There’s been lots of recent attention on United Methodism’s lesbian bishop, Karen Oliveto, against whom the church’s top court recently ruled for violating church law on Christian sexual ethics.
But controversial retired United Methodist Bishop Joseph Sprague, who denied Christ’s eternal deity and other Christian doctrines, recently reemerged, speaking in April in Arlington, Virginia at the National United Methodist Caretakers of God’s Creation Conference, co-organized by United Methodist Women.
Although Oliveto faces further judicial action, Sprague was cleared in 2003 of violating church doctrine. In 1999 Sprague, who was elected bishop in 1996, promoted to his clergy a book by Marcus Borg, a self described “panentheist” who asserted beliefs about Jesus as messiah were invented by the early church.
In 2002 Sprague spoke at United Methodist Iliff Seminary in Denver, where he denied Christ’s virgin birth, bodily resurrection, and atoning death, asserting that Jesus was not born divine but become divine through the faithfulness of his earthly walk, with the implication that others could follow suit. His book repeating this theology, Affirmations of a Dissenter, was published the same year. Sprague suggested an alternative Trinity of Jesus, Gandhi and Martin Luther King. (I doubt either MLK or Gandhi would accept this honor!) In 2000 he was arrested performing civil disobedience at the United Methodist General Conference in Cleveland, where he protested church policy against homosexual behavior. Ostensibly during his few moments of incarceration, he wrote “Pastoral Letter from Cleveland,” which attempted to echo Martin Luther King’s more famous message from Birmingham.
Unusually in United Methodism, in which bishops don’t typically challenge each other, Sprague’s heterodox denial of Christ’s eternal deity was publicly critiqued by Florida Bishop Timothy Whitaker and later by North Carolina Bishop Marion Edwards.
Sprague retired in 2004, earlier than required, perhaps due to controversy. A plan for him to become chaplain of the United Methodist Building on Capitol Hill was blocked because of his notoriety. He largely has stayed out of the public eye in retirement. In 2013 he wrote a public letter affirming retired Bishop Melvin Talbert’s celebration of a same sex rite in violation of church law. In Social Gospel fashion, Sprague suggested instead that “all United Methodists dedicate ourselves anew to following Jesus by freeing children from poverty, liberating the captives, and working to eliminate violence, mayhem, and war.” He did not explain how Christians, without the foundations of their faith, can indefinitely wage such justice battles.
Last month at the United Methodist Women’s environmental conference Sprague recalled addressing some women prison inmates, most of whom were “fundamentalist Christians,” and one of whom asked him for his ultimate hope, to which he responded:

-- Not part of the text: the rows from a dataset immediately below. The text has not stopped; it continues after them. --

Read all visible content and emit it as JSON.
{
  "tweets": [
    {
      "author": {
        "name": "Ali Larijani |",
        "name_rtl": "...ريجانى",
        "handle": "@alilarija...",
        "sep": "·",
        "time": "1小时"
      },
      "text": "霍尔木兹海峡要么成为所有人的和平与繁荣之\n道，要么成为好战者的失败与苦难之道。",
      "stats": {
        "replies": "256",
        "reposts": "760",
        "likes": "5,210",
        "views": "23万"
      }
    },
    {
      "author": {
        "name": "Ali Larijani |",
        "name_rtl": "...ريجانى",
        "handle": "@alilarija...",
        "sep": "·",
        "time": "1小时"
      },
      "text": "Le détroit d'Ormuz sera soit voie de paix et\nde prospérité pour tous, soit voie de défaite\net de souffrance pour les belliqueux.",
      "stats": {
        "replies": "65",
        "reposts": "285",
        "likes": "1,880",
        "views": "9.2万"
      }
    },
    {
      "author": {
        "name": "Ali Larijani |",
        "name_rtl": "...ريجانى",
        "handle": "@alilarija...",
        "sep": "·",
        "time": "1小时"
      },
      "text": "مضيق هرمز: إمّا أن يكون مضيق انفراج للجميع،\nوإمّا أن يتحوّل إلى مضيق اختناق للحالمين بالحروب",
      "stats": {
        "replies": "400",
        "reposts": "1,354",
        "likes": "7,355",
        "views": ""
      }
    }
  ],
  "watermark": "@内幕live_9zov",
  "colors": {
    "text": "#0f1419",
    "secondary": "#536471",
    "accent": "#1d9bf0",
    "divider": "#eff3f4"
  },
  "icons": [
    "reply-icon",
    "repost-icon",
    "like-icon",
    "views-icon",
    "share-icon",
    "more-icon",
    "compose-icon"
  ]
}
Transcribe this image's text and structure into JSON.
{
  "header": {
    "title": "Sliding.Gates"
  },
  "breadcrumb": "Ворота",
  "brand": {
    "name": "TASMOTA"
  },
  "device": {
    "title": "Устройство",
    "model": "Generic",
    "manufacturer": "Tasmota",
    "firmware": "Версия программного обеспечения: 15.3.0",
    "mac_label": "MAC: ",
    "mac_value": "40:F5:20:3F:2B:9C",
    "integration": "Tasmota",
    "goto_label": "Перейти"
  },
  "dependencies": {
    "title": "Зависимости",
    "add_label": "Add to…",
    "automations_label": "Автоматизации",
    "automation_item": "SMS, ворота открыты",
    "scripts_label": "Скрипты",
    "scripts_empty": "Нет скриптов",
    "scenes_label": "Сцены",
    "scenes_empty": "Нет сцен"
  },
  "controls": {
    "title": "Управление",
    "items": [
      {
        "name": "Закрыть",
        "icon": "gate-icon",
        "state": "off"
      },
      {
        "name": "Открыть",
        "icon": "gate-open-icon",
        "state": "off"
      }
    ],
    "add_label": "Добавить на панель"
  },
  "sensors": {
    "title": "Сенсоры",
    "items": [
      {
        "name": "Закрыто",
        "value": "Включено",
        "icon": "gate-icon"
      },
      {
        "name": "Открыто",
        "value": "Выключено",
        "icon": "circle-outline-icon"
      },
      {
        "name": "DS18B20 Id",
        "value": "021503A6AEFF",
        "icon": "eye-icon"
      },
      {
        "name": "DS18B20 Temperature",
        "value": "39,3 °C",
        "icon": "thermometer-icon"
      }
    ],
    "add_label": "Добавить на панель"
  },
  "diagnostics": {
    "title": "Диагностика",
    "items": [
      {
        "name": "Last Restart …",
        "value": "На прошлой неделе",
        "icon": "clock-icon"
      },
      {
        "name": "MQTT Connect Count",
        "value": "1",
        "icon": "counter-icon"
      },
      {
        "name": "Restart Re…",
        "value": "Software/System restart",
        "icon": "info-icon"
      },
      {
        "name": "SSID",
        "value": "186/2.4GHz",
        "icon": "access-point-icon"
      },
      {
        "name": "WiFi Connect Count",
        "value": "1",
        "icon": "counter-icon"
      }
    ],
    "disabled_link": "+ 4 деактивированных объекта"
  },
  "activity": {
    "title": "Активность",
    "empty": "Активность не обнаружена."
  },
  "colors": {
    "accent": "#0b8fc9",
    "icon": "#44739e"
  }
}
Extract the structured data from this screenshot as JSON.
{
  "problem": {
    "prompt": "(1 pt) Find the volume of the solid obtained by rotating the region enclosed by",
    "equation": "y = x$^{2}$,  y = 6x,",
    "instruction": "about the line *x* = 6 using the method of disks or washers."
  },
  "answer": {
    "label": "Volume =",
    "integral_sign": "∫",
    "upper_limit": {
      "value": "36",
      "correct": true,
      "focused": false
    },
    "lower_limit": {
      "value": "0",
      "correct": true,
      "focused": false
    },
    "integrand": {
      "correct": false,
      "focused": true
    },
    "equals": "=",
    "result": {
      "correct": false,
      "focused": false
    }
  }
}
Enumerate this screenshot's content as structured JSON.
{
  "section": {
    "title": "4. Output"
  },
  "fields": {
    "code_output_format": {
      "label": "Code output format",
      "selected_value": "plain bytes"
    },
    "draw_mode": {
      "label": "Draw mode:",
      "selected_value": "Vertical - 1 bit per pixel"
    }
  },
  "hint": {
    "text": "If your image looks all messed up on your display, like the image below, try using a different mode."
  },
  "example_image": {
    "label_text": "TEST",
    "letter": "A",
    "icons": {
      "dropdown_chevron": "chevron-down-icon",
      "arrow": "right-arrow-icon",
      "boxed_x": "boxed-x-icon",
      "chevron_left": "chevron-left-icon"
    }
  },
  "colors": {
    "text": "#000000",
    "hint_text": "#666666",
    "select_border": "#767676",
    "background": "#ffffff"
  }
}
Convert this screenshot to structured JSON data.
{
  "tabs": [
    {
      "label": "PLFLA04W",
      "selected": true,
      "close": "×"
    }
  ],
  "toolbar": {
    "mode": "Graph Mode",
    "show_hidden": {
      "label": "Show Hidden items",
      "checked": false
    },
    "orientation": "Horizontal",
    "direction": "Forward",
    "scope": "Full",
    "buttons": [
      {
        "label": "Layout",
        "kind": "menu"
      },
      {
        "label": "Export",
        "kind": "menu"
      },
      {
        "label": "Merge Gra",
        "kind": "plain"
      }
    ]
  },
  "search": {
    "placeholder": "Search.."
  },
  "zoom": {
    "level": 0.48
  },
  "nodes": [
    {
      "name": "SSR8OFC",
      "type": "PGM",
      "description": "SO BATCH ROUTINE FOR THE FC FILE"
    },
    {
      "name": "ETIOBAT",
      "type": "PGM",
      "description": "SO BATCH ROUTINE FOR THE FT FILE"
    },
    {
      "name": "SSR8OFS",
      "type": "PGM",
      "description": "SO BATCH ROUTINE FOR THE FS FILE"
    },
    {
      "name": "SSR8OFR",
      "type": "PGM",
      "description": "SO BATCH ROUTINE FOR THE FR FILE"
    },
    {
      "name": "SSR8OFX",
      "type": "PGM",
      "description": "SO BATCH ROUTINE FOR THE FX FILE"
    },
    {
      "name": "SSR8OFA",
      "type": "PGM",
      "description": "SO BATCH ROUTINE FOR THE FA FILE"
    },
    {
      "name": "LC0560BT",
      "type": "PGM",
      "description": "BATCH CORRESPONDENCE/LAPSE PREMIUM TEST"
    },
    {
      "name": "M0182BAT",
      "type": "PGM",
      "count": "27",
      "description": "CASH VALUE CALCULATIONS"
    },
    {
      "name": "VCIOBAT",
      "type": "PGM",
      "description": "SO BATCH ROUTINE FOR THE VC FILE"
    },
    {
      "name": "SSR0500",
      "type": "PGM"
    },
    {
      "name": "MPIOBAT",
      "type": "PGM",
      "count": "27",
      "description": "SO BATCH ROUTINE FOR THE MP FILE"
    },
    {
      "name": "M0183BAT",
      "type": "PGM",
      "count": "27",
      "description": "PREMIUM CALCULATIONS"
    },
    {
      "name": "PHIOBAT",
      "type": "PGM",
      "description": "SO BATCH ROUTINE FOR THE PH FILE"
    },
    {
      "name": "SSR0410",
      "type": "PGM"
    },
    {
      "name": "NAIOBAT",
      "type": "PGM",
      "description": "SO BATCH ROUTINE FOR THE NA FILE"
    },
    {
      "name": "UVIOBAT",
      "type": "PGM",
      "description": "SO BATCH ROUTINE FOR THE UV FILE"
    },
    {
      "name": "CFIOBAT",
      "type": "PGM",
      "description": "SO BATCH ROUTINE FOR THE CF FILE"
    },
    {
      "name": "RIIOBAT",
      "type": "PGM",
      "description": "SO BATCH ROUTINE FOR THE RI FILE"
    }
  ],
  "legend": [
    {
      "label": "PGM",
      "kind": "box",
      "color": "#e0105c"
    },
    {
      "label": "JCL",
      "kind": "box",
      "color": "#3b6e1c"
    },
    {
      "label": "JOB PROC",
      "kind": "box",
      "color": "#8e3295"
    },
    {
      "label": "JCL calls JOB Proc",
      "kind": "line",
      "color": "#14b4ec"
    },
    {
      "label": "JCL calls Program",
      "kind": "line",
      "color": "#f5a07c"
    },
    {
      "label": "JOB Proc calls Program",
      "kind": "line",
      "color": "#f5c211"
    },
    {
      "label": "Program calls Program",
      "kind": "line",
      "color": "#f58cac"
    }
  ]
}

Let us return to that brutally candid, young Appalachian inmate at the Ohio Reformatory for Women, “OK,” she said in response to my confession, “but when you are down, and believe me, we here in prison know down, what do you do?” Pensively, I responded, “I try to immerse myself in beloved community; to push my too proud self back into the care and company of intimate friends and fellow travelers that I/we might be helped to remember potent empowering stories and ponder anew the Eternal Yes in the heart of the Great Mystery made normatively visible in Jesus.
How likely were these prison inmates to have been inspired by by Sprague’s vague “Great Mystery?” Such rhetoric might fuel seminary trained Methodist activists of a bygone generation but is thin gruel for most people, much less the incarcerated. Liberal Protestant theology typically has a limited audience and shelf life.
Sprague’s open defiance of core Methodist and Christian doctrine nearly twenty years ago illustrates that Methodism’s divisions and theological confusion are not new. Jim Heidinger’s new history of Methodist liberalism, which I reviewed here, recalls the last real heresy trial in Methodism was in 1904, when a a highly influential seminary professor who rejected Christian orthodoxy prevailed.
Liberal theology governed Methodism for most of the 20th century. To whom will the 21st century belong? For all the loud noise from dissidents like Karen Oliveto, whose radical and fast shrinking Western Jurisdiction now has less than three percent of United Methodism’s membership, the demographic future of theological liberalism looks grim. Sprague in his recent speech bemoaned the “increasingly reactionary state of the church.”
By “reactionary” Sprague presumably means a church faithful to apostolic Christianity. The good news is that the apostolic witness always in the end prevails against the faddish alternatives.